**Prompt:** Return the lines below that carry the word "true".
The records START
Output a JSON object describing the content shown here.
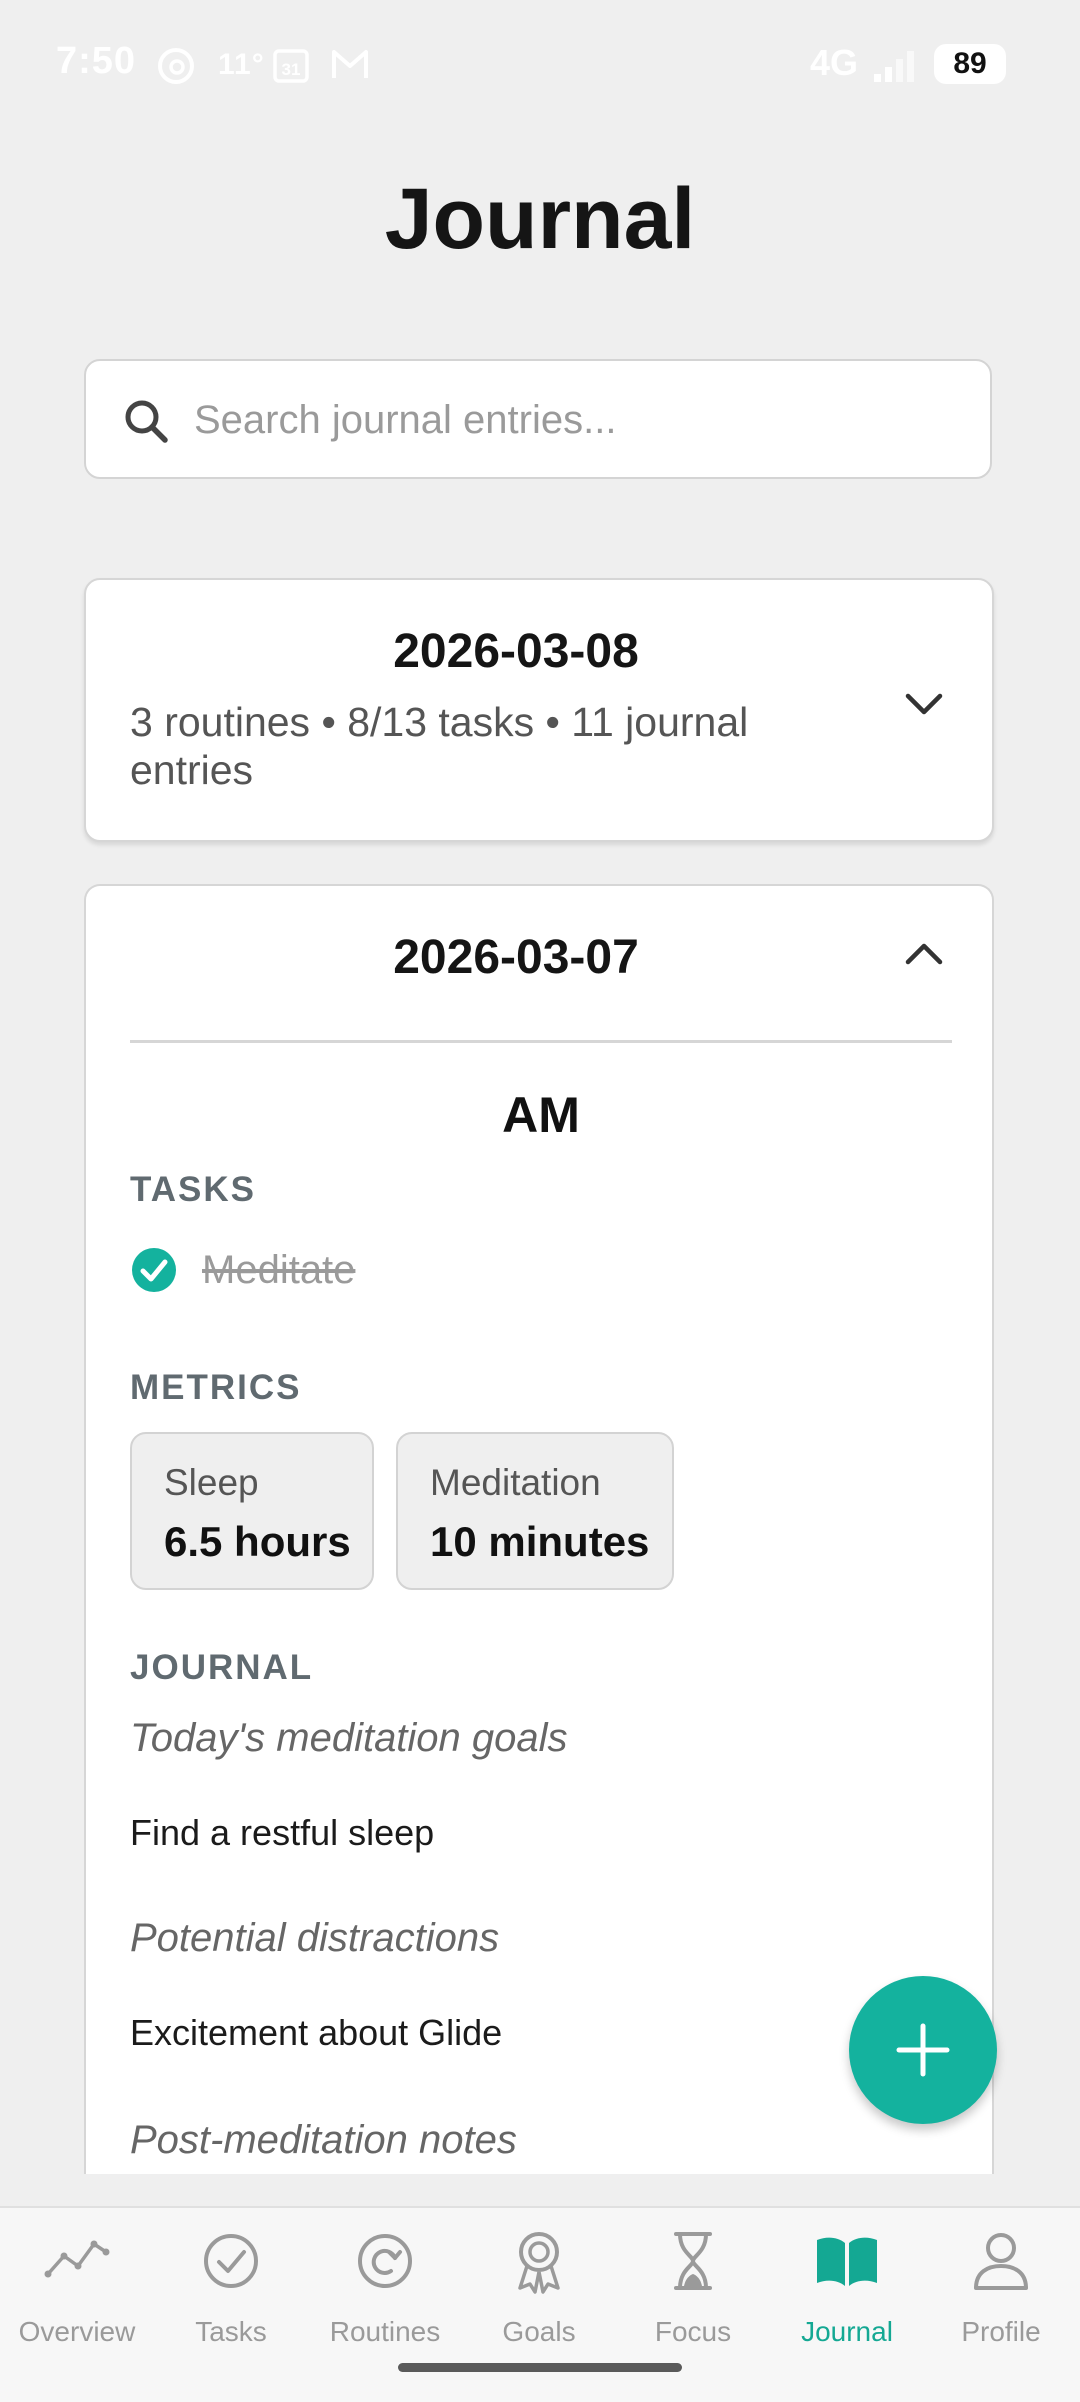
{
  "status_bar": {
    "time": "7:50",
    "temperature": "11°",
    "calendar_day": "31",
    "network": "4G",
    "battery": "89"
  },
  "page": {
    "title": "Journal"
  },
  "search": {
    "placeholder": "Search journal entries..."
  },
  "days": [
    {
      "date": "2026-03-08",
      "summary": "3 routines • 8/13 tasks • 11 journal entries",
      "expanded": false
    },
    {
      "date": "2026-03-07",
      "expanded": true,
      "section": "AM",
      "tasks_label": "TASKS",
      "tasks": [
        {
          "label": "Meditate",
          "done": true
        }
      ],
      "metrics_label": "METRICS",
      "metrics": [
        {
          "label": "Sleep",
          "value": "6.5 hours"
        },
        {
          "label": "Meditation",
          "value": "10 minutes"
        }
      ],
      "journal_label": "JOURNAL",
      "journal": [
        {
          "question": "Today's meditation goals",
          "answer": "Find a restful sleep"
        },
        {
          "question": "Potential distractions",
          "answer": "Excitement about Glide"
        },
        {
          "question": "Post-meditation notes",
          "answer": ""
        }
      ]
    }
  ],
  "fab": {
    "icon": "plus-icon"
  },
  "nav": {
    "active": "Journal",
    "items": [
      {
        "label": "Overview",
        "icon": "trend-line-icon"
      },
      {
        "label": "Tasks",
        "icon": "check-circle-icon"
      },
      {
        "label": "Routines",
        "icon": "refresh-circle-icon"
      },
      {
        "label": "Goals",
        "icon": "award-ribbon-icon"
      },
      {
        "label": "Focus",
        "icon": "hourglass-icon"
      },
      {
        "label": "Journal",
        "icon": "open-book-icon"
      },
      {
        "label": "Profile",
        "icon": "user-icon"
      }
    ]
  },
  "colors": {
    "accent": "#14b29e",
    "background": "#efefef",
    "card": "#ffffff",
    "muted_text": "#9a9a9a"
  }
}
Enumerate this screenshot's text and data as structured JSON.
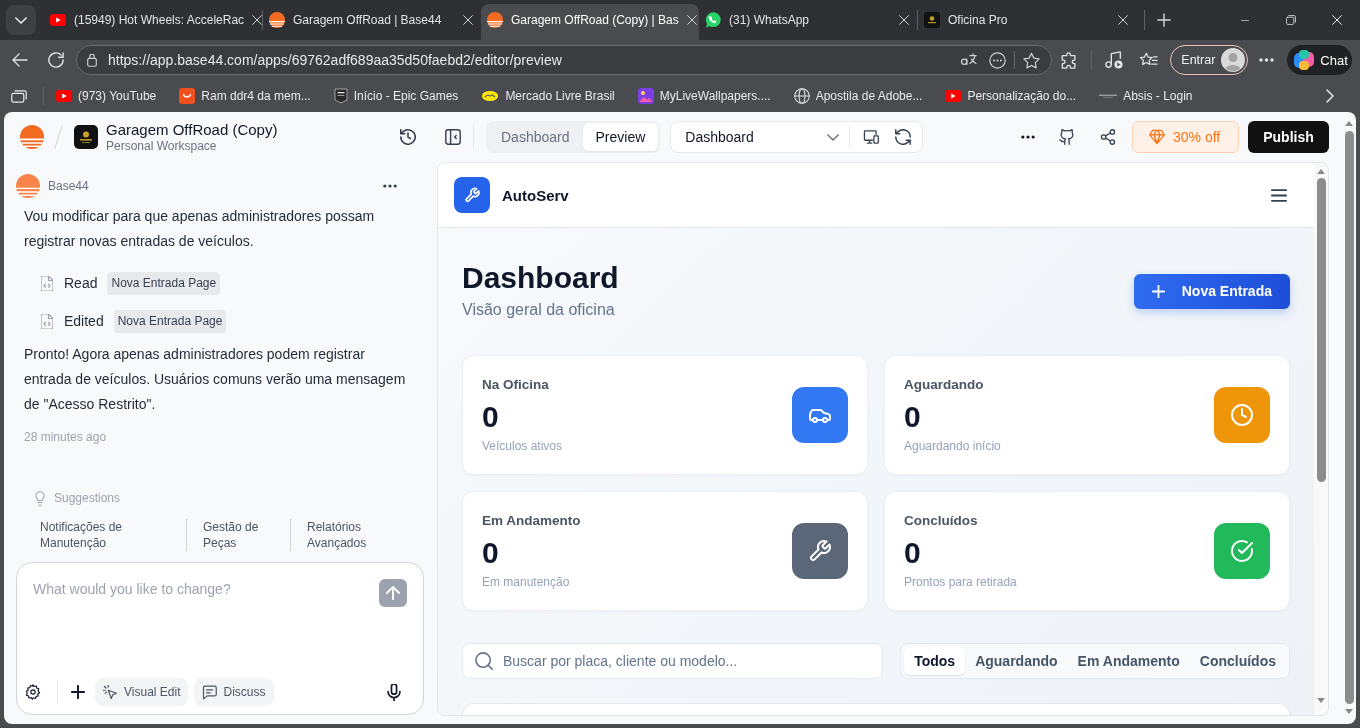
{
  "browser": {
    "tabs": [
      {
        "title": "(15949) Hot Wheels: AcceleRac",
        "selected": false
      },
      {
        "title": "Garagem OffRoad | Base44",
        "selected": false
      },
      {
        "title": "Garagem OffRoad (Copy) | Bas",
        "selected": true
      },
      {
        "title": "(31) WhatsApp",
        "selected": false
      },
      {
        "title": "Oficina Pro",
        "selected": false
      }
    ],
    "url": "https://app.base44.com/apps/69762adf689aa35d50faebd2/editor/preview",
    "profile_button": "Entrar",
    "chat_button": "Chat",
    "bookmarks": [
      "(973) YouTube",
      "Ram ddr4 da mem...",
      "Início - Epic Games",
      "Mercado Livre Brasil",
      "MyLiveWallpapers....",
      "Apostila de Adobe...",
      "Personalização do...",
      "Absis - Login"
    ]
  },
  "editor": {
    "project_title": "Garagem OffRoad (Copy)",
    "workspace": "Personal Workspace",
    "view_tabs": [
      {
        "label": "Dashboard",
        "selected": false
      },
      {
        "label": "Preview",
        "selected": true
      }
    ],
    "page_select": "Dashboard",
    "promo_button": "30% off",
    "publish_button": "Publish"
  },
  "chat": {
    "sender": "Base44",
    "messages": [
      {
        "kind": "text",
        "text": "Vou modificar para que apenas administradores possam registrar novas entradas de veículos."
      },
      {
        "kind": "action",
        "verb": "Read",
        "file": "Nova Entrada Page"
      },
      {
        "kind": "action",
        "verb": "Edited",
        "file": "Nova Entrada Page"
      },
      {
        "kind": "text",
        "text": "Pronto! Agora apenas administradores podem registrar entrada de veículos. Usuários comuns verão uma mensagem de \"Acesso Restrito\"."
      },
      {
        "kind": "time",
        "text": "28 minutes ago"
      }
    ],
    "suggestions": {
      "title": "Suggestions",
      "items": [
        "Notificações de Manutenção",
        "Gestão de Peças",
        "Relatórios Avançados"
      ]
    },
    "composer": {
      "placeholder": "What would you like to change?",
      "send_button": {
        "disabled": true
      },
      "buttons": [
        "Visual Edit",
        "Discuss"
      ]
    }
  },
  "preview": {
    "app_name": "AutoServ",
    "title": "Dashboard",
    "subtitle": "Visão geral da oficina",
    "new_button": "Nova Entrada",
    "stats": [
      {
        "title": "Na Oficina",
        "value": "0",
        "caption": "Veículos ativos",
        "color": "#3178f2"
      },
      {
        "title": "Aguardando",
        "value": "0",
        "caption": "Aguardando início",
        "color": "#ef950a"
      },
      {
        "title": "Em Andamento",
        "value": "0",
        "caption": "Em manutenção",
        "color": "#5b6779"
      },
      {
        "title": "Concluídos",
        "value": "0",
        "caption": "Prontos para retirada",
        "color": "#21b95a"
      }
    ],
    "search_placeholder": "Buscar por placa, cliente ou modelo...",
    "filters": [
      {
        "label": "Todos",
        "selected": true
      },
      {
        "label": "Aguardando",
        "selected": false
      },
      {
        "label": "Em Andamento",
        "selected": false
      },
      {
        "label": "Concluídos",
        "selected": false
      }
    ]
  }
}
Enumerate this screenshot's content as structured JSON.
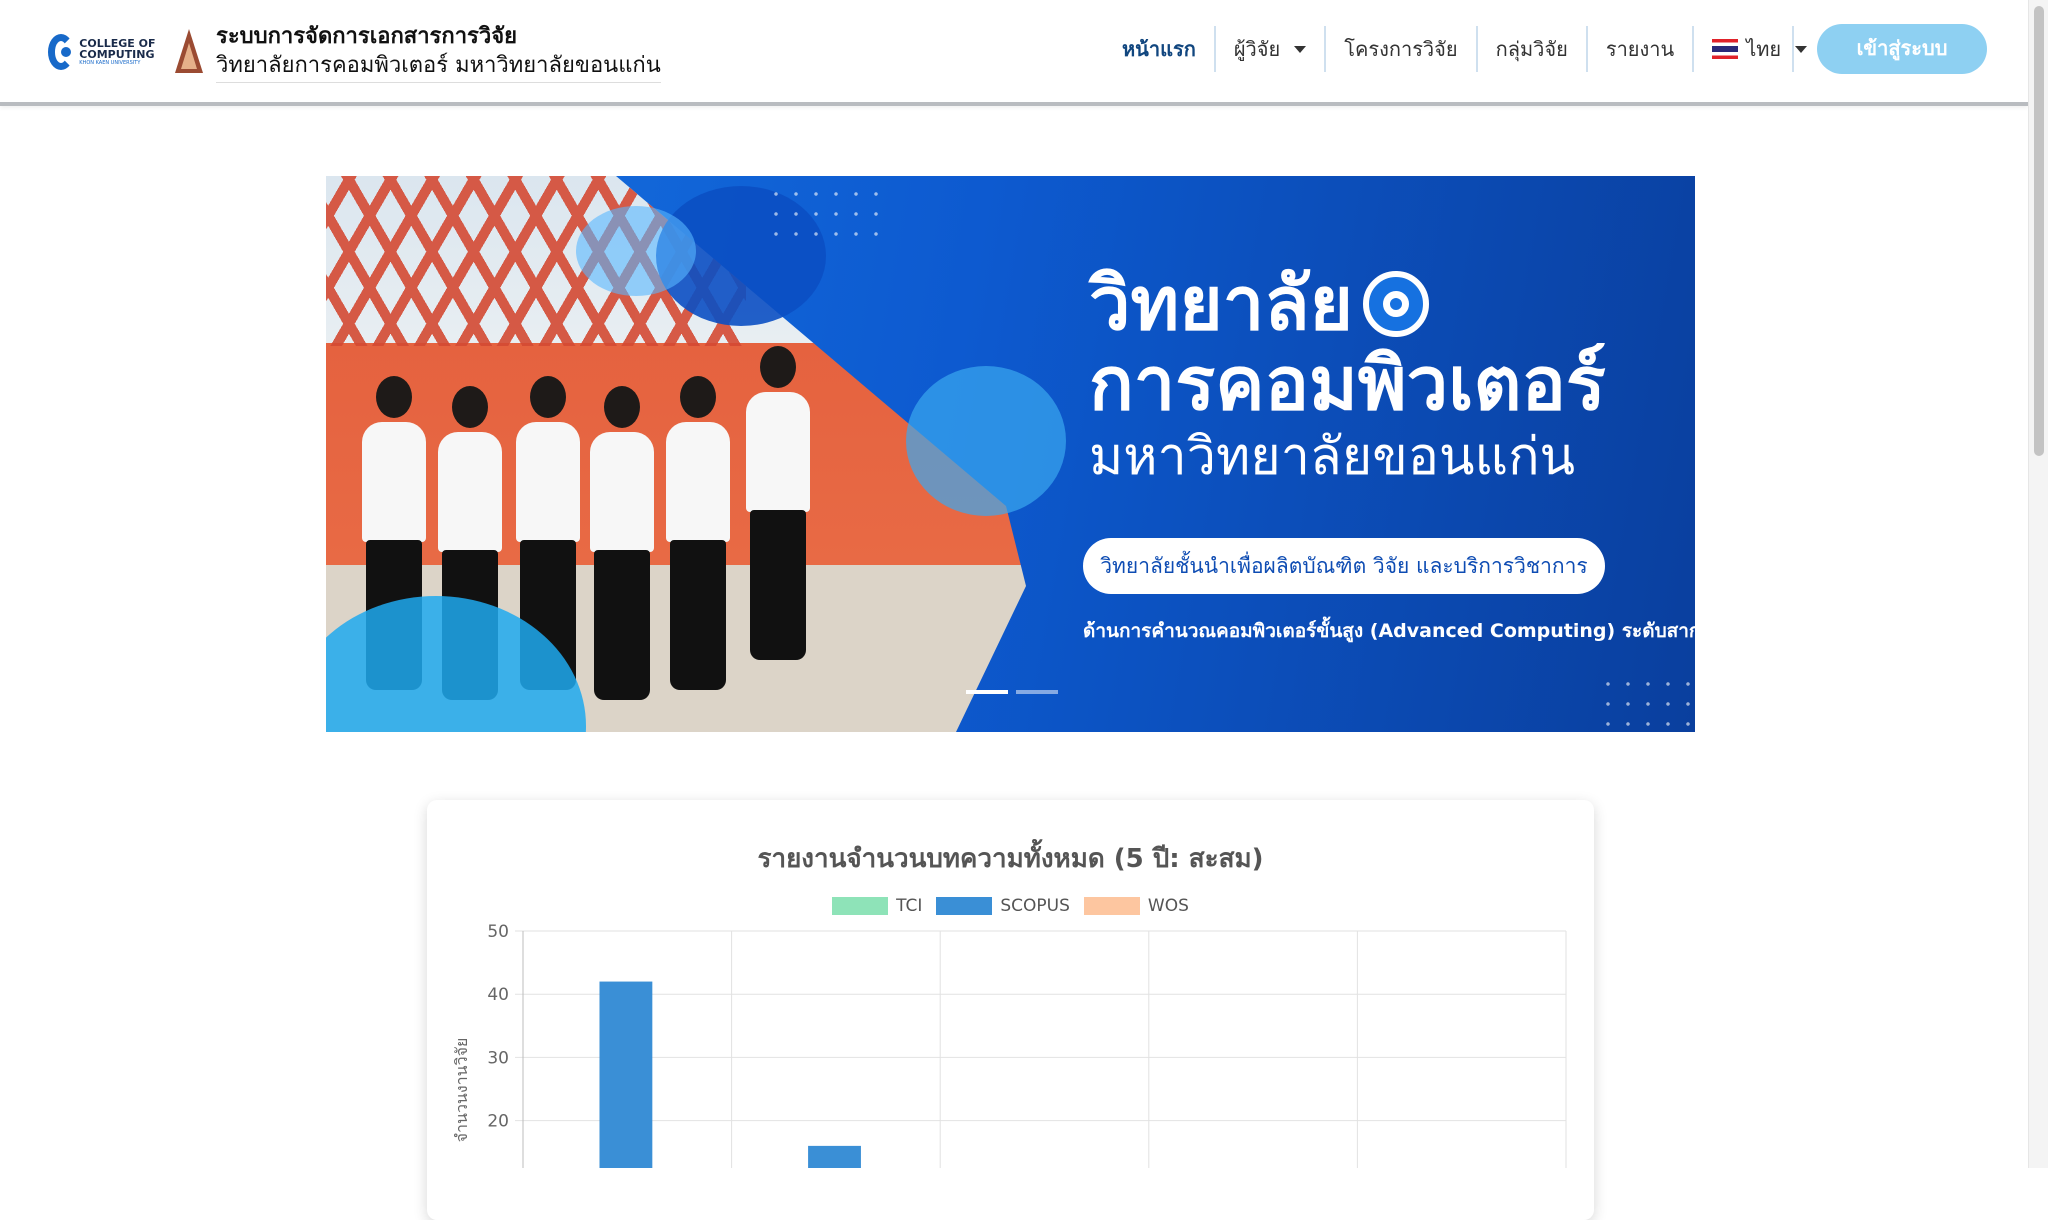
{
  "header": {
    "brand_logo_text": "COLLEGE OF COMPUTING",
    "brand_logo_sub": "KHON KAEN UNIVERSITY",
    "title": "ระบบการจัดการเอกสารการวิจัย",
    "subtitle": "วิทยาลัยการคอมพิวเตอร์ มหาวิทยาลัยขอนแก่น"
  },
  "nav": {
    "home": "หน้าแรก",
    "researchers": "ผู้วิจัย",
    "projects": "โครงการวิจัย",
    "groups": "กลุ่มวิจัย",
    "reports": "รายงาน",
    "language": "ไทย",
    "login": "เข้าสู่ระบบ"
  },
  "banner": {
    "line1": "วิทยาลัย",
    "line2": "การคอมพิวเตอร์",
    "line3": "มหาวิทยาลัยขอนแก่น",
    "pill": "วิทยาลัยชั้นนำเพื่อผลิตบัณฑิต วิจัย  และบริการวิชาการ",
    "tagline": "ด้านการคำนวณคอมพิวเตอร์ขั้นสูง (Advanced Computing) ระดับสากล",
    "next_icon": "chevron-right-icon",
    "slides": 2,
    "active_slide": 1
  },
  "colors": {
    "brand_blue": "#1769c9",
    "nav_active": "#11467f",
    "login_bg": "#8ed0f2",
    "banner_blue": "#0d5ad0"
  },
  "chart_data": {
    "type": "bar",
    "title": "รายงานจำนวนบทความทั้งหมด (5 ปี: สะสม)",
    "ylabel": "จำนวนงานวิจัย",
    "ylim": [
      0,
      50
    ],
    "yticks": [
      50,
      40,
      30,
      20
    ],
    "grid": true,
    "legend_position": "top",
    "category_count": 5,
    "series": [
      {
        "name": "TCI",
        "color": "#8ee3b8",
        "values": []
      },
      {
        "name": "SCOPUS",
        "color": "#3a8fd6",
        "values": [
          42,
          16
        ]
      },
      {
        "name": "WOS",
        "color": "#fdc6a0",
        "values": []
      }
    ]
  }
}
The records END
**Answer to the problem:**
      "expanded": true,
          "done": true
        "selected": true
        "selected": true
        "disabled": true
        "selected": true
    "grid": true,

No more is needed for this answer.